REQUIRED ACTION: Report the count, and only the count, of lines in the records that include the word "this".

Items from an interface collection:
--------------------------------------------------

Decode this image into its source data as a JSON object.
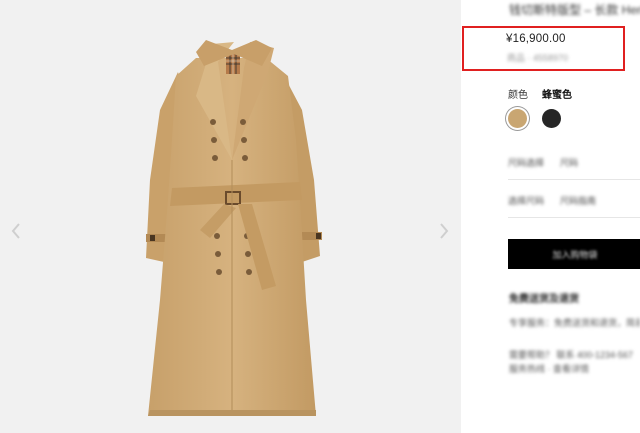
{
  "product": {
    "title": "钱切斯特版型 – 长款 Heritage",
    "price": "¥16,900.00",
    "price_note": "商品 · 4558970",
    "colors": {
      "label": "颜色",
      "selected": "蜂蜜色",
      "swatches": [
        {
          "name": "蜂蜜色",
          "hex": "#c9a672"
        },
        {
          "name": "黑色",
          "hex": "#262626"
        }
      ]
    },
    "details": [
      {
        "key": "尺码选择",
        "value": "尺码"
      },
      {
        "key": "选择尺码",
        "value": "尺码指南"
      }
    ],
    "add_to_cart": "加入购物袋",
    "section_heading": "免费送货及退货",
    "info_lines": [
      "专享服务：免费送货和退货，简易",
      "需要帮助？ 联系 400-1234-567",
      "服务热线 · 查看详情"
    ]
  },
  "gallery": {
    "prev_icon": "chevron-left-icon",
    "next_icon": "chevron-right-icon",
    "coat_color": "#d1ad7a",
    "background": "#f1f1f1"
  },
  "highlight_color": "#e02020"
}
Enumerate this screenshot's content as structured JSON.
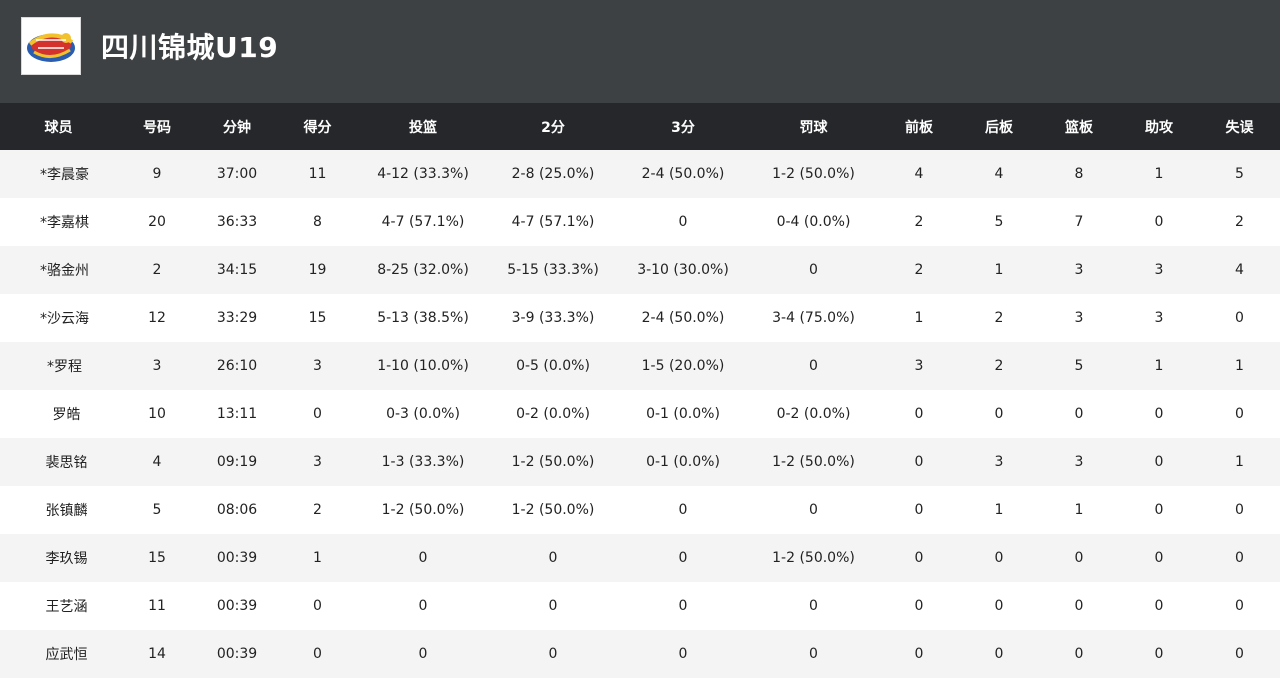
{
  "header": {
    "team_name": "四川锦城U19",
    "logo_icon": "team-logo-icon"
  },
  "colors": {
    "header_bg": "#3e4144",
    "table_header_bg": "#25272b",
    "row_alt_bg": "#f4f4f4",
    "logo_red": "#d4322c",
    "logo_blue": "#2a5db0",
    "logo_yellow": "#f2c12e"
  },
  "table": {
    "columns": [
      "球员",
      "号码",
      "分钟",
      "得分",
      "投篮",
      "2分",
      "3分",
      "罚球",
      "前板",
      "后板",
      "篮板",
      "助攻",
      "失误"
    ],
    "rows": [
      [
        "*李晨豪",
        "9",
        "37:00",
        "11",
        "4-12 (33.3%)",
        "2-8 (25.0%)",
        "2-4 (50.0%)",
        "1-2 (50.0%)",
        "4",
        "4",
        "8",
        "1",
        "5"
      ],
      [
        "*李嘉棋",
        "20",
        "36:33",
        "8",
        "4-7 (57.1%)",
        "4-7 (57.1%)",
        "0",
        "0-4 (0.0%)",
        "2",
        "5",
        "7",
        "0",
        "2"
      ],
      [
        "*骆金州",
        "2",
        "34:15",
        "19",
        "8-25 (32.0%)",
        "5-15 (33.3%)",
        "3-10 (30.0%)",
        "0",
        "2",
        "1",
        "3",
        "3",
        "4"
      ],
      [
        "*沙云海",
        "12",
        "33:29",
        "15",
        "5-13 (38.5%)",
        "3-9 (33.3%)",
        "2-4 (50.0%)",
        "3-4 (75.0%)",
        "1",
        "2",
        "3",
        "3",
        "0"
      ],
      [
        "*罗程",
        "3",
        "26:10",
        "3",
        "1-10 (10.0%)",
        "0-5 (0.0%)",
        "1-5 (20.0%)",
        "0",
        "3",
        "2",
        "5",
        "1",
        "1"
      ],
      [
        "罗皓",
        "10",
        "13:11",
        "0",
        "0-3 (0.0%)",
        "0-2 (0.0%)",
        "0-1 (0.0%)",
        "0-2 (0.0%)",
        "0",
        "0",
        "0",
        "0",
        "0"
      ],
      [
        "裴思铭",
        "4",
        "09:19",
        "3",
        "1-3 (33.3%)",
        "1-2 (50.0%)",
        "0-1 (0.0%)",
        "1-2 (50.0%)",
        "0",
        "3",
        "3",
        "0",
        "1"
      ],
      [
        "张镇麟",
        "5",
        "08:06",
        "2",
        "1-2 (50.0%)",
        "1-2 (50.0%)",
        "0",
        "0",
        "0",
        "1",
        "1",
        "0",
        "0"
      ],
      [
        "李玖锡",
        "15",
        "00:39",
        "1",
        "0",
        "0",
        "0",
        "1-2 (50.0%)",
        "0",
        "0",
        "0",
        "0",
        "0"
      ],
      [
        "王艺涵",
        "11",
        "00:39",
        "0",
        "0",
        "0",
        "0",
        "0",
        "0",
        "0",
        "0",
        "0",
        "0"
      ],
      [
        "应武恒",
        "14",
        "00:39",
        "0",
        "0",
        "0",
        "0",
        "0",
        "0",
        "0",
        "0",
        "0",
        "0"
      ]
    ]
  }
}
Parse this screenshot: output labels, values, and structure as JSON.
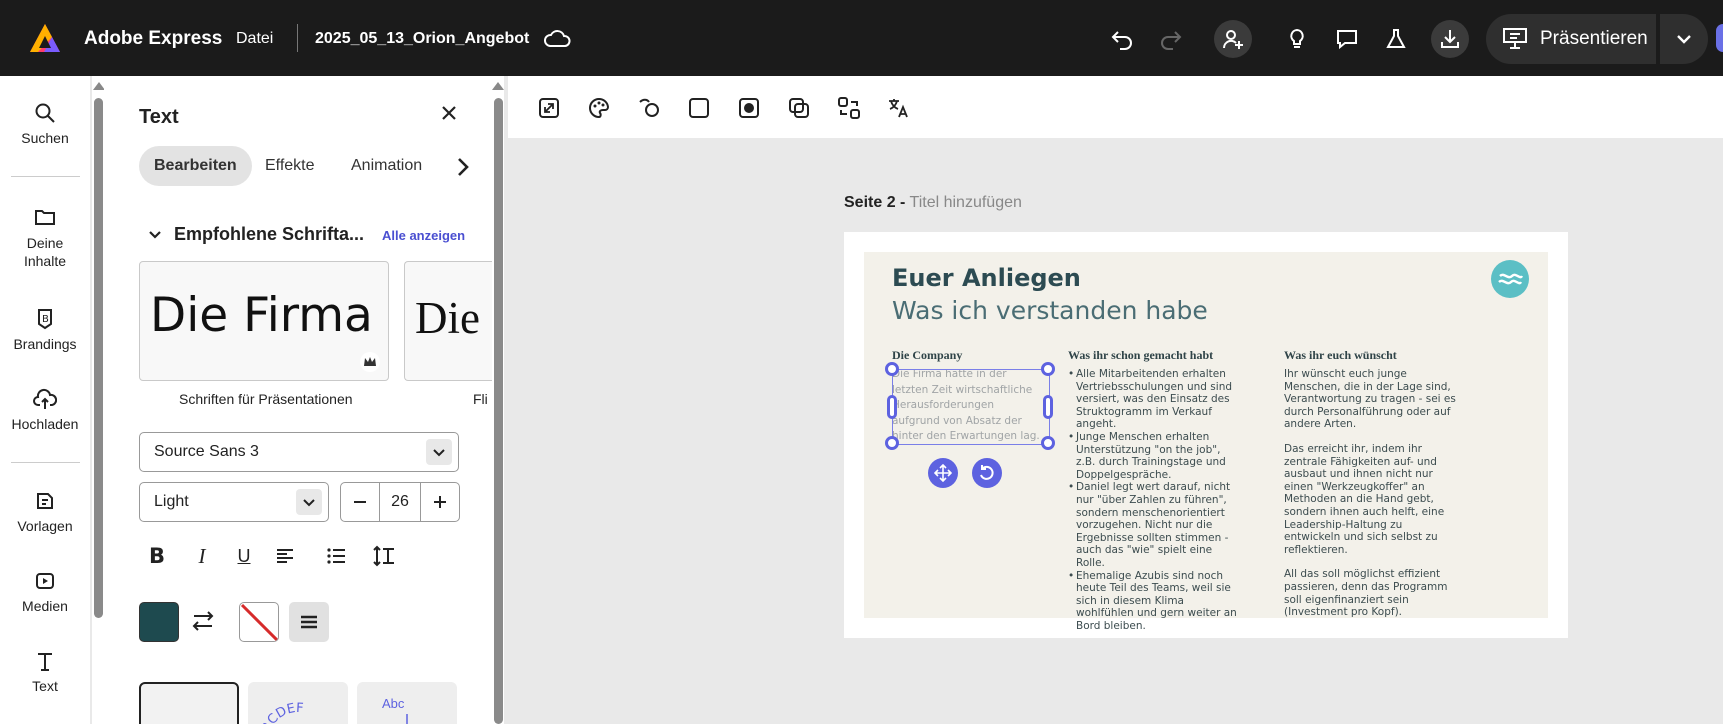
{
  "header": {
    "app_name": "Adobe Express",
    "file_menu": "Datei",
    "document_name": "2025_05_13_Orion_Angebot",
    "present_label": "Präsentieren"
  },
  "rail": {
    "items": [
      {
        "label": "Suchen",
        "icon": "search-icon"
      },
      {
        "label": "Deine Inhalte",
        "icon": "folder-icon"
      },
      {
        "label": "Brandings",
        "icon": "brand-icon"
      },
      {
        "label": "Hochladen",
        "icon": "upload-cloud-icon"
      },
      {
        "label": "Vorlagen",
        "icon": "templates-icon"
      },
      {
        "label": "Medien",
        "icon": "media-icon"
      },
      {
        "label": "Text",
        "icon": "text-icon"
      }
    ]
  },
  "panel": {
    "title": "Text",
    "tabs": [
      "Bearbeiten",
      "Effekte",
      "Animation"
    ],
    "section_title": "Empfohlene Schrifta...",
    "see_all": "Alle anzeigen",
    "font_cards": [
      {
        "sample": "Die Firma ha",
        "label": "Schriften für Präsentationen"
      },
      {
        "sample": "Die",
        "label": "Fli"
      }
    ],
    "font_family": "Source Sans 3",
    "font_weight": "Light",
    "font_size": "26",
    "text_color": "#1e4a4f",
    "effect_samples": [
      "ABCDEF",
      "Abc"
    ]
  },
  "canvas": {
    "page_label": "Seite 2 -",
    "page_title_placeholder": "Titel hinzufügen",
    "slide": {
      "title": "Euer Anliegen",
      "subtitle": "Was ich verstanden habe",
      "columns": [
        {
          "heading": "Die Company",
          "text": "Die Firma hatte in der letzten Zeit wirtschaftliche Herausforderungen aufgrund von Absatz der hinter den Erwartungen lag."
        },
        {
          "heading": "Was ihr schon gemacht habt",
          "bullets": [
            "Alle Mitarbeitenden erhalten Vertriebsschulungen und sind versiert, was den Einsatz des Struktogramm im Verkauf angeht.",
            "Junge Menschen erhalten Unterstützung \"on the job\", z.B. durch Trainingstage und Doppelgespräche.",
            "Daniel legt wert darauf, nicht nur \"über Zahlen zu führen\", sondern menschenorientiert vorzugehen. Nicht nur die Ergebnisse sollten stimmen - auch das \"wie\" spielt eine Rolle.",
            "Ehemalige Azubis sind noch heute Teil des Teams, weil sie sich in diesem Klima wohlfühlen und gern weiter an Bord bleiben."
          ]
        },
        {
          "heading": "Was ihr euch wünscht",
          "paragraphs": [
            "Ihr wünscht euch junge Menschen, die in der Lage sind, Verantwortung zu tragen - sei es durch Personalführung oder auf andere Arten.",
            "Das erreicht ihr, indem ihr zentrale Fähigkeiten auf- und ausbaut und ihnen nicht nur einen \"Werkzeugkoffer\" an Methoden an die Hand gebt, sondern ihnen auch helft, eine Leadership-Haltung zu entwickeln und sich selbst zu reflektieren.",
            "All das soll möglichst effizient passieren, denn das Programm soll eigenfinanziert sein (Investment pro Kopf)."
          ]
        }
      ]
    }
  },
  "colors": {
    "accent": "#5d62e0",
    "topbar": "#1b1b1b",
    "slide_bg": "#f3f1ea",
    "logo_teal": "#5bbfc5"
  }
}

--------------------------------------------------

ANSWER BOX: 3